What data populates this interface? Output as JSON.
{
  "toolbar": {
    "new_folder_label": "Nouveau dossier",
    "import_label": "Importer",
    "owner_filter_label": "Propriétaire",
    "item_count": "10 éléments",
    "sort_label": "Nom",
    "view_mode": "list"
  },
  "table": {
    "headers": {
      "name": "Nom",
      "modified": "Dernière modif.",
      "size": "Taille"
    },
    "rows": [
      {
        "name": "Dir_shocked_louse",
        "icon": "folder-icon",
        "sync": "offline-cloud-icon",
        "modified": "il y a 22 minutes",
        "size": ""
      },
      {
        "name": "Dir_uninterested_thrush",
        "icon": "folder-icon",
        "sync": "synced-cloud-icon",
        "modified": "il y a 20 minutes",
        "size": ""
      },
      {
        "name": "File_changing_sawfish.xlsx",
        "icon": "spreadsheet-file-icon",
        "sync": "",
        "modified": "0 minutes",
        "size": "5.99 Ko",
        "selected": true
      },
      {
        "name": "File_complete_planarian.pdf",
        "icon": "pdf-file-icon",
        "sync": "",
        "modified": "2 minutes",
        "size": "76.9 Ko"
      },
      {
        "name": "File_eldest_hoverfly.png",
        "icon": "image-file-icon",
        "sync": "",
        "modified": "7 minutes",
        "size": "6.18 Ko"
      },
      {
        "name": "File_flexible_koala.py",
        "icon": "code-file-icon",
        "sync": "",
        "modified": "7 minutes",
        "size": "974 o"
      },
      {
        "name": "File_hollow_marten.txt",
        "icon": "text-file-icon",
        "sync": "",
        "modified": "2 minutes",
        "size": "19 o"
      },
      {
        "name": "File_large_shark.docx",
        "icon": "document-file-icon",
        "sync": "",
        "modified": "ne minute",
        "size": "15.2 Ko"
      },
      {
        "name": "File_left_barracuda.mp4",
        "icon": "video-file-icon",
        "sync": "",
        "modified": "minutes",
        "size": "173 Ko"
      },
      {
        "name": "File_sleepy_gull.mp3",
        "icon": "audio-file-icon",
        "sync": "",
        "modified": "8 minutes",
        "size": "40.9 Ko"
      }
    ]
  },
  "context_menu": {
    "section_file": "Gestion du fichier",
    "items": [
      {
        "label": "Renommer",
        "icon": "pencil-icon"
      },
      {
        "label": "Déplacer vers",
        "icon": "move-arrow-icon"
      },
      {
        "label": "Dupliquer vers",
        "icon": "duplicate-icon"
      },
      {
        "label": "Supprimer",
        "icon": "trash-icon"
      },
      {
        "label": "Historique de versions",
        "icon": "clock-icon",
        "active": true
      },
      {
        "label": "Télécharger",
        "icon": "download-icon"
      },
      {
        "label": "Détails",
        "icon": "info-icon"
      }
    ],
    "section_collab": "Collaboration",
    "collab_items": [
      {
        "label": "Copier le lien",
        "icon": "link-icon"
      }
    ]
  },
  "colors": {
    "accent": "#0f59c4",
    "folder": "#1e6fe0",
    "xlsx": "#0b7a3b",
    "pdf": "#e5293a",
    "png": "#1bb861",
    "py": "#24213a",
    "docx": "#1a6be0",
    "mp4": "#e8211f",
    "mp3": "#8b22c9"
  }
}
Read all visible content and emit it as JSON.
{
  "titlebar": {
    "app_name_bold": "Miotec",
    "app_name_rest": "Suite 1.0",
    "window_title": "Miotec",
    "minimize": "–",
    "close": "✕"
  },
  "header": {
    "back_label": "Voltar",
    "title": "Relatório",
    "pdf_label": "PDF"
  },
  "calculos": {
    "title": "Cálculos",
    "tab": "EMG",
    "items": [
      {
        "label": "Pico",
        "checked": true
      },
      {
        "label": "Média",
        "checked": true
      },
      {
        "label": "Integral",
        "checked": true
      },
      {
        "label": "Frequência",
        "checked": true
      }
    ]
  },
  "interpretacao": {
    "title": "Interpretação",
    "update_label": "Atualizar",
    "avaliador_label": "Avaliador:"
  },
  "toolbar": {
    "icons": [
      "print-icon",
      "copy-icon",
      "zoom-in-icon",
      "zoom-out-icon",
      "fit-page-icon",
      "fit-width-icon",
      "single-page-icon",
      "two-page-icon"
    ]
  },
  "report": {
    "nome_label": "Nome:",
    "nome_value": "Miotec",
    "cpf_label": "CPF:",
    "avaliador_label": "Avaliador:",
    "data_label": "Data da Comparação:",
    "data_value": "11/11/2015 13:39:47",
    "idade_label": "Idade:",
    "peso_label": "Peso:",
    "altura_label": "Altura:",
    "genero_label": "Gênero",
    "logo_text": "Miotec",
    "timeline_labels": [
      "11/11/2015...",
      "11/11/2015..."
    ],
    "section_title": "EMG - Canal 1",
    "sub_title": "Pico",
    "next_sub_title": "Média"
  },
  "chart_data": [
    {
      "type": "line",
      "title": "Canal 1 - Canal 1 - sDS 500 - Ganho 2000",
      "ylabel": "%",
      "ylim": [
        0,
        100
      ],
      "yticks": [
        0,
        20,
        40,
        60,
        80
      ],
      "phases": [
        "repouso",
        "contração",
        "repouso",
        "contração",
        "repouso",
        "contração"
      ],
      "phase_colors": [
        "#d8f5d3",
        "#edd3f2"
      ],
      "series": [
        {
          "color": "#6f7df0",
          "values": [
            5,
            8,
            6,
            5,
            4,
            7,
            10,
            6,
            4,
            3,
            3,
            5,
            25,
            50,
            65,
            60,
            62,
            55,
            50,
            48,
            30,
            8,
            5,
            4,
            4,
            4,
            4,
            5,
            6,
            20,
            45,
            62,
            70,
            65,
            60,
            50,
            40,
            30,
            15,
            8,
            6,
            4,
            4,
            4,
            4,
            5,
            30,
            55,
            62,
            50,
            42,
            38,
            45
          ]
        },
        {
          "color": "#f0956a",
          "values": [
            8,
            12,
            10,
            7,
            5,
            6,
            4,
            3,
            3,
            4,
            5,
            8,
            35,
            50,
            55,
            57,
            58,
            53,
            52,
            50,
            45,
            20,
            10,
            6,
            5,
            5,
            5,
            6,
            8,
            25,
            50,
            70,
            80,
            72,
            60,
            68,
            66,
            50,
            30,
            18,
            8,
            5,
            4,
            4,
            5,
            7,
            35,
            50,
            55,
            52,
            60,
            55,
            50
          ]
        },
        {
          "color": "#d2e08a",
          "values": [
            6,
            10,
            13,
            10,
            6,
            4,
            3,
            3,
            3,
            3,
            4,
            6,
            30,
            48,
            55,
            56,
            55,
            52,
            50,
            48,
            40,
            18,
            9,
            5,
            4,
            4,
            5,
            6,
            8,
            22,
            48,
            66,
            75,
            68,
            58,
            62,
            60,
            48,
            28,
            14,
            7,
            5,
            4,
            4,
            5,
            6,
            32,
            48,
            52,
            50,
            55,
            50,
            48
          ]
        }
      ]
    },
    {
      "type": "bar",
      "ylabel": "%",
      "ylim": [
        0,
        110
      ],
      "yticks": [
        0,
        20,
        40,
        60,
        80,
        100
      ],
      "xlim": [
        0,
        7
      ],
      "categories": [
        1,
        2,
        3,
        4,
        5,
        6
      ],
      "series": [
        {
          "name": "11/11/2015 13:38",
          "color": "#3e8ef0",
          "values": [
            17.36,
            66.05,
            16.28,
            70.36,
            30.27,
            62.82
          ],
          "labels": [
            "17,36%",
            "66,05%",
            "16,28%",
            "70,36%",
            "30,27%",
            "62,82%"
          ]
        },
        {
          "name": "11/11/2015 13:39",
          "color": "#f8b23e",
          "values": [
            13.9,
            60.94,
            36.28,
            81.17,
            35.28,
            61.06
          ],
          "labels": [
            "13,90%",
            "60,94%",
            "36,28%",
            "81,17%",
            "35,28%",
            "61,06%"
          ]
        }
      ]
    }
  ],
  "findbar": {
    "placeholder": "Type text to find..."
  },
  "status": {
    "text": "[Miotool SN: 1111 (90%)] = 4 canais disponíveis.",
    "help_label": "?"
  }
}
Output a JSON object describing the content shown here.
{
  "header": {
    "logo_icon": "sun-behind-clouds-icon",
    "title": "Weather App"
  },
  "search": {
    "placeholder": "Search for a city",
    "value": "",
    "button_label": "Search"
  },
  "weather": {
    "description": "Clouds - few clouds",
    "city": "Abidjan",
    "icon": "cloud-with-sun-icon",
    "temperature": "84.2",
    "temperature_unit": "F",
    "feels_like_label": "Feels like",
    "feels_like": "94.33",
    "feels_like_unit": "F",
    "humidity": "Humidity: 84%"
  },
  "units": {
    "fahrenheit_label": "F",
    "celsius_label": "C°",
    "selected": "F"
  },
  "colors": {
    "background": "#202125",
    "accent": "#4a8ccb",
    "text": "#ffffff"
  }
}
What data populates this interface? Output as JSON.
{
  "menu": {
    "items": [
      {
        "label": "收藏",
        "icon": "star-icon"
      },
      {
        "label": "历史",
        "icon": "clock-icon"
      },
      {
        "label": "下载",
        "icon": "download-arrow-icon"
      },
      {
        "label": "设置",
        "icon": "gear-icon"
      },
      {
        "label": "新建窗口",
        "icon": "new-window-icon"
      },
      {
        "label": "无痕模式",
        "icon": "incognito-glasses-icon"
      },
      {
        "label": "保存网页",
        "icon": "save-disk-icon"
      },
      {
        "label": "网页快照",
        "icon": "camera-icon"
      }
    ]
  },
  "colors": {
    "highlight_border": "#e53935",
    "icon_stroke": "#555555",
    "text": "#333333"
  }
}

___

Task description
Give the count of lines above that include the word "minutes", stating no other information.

Solution to this exercise
9